--- Data Enclosed Below ---

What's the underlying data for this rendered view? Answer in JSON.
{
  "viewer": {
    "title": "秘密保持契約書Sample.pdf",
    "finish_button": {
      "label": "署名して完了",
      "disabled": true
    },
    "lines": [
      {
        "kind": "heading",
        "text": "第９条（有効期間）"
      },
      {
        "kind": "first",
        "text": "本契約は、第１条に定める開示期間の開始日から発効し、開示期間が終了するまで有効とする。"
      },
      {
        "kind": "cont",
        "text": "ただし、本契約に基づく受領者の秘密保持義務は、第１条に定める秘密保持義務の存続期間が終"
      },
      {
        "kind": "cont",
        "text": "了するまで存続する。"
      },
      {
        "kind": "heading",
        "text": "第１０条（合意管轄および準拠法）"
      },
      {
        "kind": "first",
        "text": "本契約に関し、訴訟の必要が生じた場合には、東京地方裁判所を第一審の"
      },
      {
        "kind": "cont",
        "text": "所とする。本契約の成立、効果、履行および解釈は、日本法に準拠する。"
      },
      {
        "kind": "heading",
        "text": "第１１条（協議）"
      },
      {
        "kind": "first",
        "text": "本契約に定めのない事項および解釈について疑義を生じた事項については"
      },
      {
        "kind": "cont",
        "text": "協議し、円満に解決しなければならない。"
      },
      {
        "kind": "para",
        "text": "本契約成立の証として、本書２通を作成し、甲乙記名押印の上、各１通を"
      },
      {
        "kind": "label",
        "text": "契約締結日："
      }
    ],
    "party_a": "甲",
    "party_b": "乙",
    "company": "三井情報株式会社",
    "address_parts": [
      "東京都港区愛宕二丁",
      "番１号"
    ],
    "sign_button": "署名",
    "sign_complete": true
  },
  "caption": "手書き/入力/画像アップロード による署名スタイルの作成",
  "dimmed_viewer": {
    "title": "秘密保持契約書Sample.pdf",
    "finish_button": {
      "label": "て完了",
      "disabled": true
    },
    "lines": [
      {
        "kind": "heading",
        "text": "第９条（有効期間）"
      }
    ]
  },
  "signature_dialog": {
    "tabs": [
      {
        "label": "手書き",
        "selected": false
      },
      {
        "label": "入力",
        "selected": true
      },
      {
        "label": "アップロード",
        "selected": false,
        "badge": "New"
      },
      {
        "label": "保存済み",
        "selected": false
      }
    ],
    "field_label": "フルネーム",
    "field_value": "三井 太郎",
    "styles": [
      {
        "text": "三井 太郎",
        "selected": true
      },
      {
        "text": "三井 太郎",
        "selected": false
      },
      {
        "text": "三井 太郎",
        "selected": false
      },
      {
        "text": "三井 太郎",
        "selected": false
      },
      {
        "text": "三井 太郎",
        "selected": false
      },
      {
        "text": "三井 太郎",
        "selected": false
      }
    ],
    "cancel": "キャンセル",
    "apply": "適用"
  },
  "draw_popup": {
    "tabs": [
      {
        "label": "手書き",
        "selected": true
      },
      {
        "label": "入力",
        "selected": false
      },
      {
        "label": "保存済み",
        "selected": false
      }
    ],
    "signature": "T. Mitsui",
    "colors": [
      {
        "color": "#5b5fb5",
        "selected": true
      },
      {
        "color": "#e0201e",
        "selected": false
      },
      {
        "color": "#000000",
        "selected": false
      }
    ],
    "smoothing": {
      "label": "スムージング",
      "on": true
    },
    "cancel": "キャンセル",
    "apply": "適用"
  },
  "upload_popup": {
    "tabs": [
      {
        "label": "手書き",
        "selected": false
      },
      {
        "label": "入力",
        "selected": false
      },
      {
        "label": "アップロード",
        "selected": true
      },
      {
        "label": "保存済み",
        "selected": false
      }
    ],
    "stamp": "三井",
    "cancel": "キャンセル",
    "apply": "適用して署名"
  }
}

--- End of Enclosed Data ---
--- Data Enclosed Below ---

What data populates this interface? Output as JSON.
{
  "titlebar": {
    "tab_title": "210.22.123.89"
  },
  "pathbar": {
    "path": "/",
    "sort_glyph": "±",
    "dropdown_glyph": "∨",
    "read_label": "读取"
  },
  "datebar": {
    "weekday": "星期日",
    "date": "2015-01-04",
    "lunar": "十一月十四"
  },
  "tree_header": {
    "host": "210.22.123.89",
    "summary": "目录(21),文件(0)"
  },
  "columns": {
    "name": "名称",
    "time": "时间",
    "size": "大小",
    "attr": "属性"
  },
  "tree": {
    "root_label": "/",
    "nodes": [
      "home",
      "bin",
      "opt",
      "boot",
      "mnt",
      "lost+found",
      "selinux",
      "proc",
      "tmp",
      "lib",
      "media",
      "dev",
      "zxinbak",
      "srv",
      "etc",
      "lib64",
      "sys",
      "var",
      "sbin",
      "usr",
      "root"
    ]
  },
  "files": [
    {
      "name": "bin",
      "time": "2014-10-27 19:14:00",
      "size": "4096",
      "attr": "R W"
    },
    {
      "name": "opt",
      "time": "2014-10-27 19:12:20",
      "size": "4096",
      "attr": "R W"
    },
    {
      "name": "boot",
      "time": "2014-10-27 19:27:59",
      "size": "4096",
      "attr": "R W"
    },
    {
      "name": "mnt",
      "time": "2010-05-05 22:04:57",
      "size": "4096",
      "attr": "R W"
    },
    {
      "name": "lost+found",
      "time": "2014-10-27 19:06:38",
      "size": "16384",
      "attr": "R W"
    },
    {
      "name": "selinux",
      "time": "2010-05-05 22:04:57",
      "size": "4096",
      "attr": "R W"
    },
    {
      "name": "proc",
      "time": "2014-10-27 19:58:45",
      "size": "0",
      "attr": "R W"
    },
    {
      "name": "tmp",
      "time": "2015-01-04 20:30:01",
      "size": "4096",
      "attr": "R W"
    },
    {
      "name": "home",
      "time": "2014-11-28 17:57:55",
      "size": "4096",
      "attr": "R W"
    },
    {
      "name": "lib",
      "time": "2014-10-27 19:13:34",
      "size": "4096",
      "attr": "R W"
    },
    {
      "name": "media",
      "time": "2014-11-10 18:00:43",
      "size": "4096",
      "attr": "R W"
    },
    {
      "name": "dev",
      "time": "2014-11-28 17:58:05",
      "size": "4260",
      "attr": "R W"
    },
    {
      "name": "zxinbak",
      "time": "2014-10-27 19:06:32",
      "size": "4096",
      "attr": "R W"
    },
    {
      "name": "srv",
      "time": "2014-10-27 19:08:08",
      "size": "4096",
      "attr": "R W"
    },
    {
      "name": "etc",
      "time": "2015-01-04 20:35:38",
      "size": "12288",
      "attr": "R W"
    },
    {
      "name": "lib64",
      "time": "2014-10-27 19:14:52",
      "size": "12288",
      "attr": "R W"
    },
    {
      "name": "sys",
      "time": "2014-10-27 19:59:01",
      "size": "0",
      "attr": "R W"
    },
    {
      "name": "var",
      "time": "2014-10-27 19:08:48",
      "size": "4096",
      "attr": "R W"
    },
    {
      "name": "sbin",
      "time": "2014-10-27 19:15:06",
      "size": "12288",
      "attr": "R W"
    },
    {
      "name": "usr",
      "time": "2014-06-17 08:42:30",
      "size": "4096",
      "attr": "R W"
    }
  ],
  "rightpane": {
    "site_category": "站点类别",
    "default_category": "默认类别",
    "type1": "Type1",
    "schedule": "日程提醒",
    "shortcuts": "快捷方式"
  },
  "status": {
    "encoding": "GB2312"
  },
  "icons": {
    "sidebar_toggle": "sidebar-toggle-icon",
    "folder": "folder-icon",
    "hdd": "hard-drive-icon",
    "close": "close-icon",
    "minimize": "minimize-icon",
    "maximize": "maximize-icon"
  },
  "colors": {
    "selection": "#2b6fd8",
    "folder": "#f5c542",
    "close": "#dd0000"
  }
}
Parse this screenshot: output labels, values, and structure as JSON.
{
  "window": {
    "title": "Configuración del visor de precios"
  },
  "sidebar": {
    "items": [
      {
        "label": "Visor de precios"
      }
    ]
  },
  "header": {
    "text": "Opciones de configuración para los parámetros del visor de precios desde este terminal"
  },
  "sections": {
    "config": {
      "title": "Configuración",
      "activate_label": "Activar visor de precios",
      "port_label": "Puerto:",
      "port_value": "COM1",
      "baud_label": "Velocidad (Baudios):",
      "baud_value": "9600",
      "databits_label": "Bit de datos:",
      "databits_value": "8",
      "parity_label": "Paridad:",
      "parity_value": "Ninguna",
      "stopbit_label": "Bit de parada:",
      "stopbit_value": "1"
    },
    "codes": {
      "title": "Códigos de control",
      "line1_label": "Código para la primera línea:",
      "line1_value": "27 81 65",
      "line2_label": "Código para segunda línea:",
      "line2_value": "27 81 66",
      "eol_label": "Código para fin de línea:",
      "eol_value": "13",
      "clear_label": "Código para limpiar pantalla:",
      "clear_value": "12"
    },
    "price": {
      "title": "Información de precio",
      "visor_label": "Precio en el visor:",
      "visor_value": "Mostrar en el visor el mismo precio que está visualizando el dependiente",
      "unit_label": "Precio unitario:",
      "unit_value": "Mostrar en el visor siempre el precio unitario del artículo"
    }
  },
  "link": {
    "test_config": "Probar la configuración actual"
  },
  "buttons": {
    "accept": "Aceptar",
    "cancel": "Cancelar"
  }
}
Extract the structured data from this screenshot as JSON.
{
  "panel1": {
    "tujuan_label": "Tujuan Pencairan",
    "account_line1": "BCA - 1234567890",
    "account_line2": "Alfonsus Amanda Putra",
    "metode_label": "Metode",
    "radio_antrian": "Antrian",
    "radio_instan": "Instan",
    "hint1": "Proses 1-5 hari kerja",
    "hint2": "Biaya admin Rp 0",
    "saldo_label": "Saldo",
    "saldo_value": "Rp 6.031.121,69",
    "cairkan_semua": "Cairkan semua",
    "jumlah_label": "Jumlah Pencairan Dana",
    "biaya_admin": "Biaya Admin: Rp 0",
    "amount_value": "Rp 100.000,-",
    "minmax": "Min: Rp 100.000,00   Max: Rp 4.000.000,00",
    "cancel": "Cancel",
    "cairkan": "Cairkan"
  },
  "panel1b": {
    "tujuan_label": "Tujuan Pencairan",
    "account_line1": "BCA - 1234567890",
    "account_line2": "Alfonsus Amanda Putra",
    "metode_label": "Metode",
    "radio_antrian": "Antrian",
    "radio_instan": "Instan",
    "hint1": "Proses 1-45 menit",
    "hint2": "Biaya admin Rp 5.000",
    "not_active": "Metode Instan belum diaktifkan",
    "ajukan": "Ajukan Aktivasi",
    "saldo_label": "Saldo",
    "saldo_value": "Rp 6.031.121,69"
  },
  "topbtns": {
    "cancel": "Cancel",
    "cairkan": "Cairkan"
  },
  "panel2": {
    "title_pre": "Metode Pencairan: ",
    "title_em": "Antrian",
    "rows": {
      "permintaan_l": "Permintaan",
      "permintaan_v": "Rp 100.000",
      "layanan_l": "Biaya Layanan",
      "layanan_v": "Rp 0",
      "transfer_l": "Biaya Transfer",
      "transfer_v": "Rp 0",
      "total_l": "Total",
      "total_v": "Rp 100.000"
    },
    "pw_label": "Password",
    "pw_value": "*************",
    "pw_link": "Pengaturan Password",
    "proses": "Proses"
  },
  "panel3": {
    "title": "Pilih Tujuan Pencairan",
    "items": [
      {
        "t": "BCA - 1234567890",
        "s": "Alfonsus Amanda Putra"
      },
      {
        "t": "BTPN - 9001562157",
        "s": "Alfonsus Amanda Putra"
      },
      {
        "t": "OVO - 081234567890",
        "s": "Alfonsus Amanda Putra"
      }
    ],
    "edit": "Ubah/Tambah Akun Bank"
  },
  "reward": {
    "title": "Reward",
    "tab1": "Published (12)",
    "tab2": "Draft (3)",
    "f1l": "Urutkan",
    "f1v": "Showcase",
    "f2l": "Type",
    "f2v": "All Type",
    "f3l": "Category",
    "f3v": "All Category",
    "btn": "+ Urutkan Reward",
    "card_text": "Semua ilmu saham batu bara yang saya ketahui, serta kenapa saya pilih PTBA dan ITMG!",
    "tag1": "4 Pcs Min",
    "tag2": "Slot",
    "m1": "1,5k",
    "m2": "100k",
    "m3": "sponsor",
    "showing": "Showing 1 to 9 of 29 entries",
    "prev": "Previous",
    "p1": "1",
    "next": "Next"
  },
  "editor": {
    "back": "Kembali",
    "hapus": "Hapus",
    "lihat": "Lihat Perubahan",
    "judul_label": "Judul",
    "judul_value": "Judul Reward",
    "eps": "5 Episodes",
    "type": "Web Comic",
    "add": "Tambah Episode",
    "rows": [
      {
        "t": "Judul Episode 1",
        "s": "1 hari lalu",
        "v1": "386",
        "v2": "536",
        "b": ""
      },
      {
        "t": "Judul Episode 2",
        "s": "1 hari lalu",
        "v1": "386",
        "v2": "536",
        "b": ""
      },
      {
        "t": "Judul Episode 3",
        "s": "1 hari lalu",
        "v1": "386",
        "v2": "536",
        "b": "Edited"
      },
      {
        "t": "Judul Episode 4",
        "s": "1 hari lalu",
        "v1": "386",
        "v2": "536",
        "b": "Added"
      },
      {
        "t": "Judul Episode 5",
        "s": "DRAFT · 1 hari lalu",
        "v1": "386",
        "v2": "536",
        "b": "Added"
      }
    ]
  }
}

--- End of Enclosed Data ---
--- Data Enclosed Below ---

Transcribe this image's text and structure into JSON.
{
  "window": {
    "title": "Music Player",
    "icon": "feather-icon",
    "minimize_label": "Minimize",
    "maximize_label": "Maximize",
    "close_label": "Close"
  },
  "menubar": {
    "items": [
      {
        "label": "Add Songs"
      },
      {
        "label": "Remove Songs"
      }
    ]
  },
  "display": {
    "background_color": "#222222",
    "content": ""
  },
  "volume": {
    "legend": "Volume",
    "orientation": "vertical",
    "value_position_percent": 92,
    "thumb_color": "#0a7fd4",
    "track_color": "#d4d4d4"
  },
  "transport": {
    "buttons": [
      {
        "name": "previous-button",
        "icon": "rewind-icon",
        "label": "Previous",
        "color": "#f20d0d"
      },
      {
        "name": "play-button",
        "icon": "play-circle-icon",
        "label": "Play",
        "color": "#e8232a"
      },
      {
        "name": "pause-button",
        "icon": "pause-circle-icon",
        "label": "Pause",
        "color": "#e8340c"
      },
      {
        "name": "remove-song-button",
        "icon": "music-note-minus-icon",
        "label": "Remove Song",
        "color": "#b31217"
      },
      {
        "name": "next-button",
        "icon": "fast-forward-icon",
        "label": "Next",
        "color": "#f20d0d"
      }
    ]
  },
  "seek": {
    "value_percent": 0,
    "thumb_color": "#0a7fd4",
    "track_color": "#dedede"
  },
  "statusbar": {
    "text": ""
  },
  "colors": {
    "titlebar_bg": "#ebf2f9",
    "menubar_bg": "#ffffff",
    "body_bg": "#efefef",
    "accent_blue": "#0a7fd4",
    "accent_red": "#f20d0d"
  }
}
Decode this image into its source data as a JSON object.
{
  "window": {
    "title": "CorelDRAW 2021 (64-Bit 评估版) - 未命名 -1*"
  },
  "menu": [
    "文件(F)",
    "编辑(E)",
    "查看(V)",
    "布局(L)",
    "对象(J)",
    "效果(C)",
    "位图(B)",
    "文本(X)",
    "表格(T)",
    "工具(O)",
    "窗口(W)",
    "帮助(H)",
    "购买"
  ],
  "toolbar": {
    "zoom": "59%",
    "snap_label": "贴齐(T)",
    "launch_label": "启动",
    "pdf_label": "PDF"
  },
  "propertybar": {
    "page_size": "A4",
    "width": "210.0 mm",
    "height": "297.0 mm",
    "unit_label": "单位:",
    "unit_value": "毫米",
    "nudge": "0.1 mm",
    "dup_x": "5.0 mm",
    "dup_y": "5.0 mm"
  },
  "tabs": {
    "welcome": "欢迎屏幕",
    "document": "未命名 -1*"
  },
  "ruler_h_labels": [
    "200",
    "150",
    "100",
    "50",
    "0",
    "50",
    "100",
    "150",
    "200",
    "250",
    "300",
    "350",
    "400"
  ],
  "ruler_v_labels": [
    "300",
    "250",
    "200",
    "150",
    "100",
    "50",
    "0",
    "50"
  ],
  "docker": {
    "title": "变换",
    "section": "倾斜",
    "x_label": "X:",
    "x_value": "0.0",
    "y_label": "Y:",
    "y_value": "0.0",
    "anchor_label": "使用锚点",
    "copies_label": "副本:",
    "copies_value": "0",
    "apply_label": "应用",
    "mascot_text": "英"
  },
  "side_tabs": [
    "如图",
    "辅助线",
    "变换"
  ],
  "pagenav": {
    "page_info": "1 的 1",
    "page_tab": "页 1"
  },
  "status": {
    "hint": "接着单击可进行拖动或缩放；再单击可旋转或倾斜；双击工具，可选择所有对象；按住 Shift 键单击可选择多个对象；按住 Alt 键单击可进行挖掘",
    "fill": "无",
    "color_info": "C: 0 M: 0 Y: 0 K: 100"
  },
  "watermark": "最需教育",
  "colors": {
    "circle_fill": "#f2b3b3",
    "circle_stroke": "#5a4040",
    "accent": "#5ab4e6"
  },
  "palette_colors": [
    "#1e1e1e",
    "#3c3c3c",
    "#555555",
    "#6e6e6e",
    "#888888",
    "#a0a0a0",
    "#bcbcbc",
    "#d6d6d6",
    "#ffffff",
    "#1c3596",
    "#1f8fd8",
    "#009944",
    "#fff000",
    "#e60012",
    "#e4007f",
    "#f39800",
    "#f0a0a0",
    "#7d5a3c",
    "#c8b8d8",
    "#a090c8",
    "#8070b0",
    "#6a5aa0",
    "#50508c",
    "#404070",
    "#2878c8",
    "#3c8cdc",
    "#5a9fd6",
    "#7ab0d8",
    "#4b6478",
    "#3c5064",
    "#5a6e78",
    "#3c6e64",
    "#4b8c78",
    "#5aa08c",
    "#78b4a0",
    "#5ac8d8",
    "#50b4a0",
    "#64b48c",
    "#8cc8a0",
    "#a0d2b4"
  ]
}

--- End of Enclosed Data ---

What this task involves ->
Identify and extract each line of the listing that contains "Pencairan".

Response ->
    "tujuan_label": "Tujuan Pencairan",
    "jumlah_label": "Jumlah Pencairan Dana",
    "tujuan_label": "Tujuan Pencairan",
    "title_pre": "Metode Pencairan: ",
    "title": "Pilih Tujuan Pencairan",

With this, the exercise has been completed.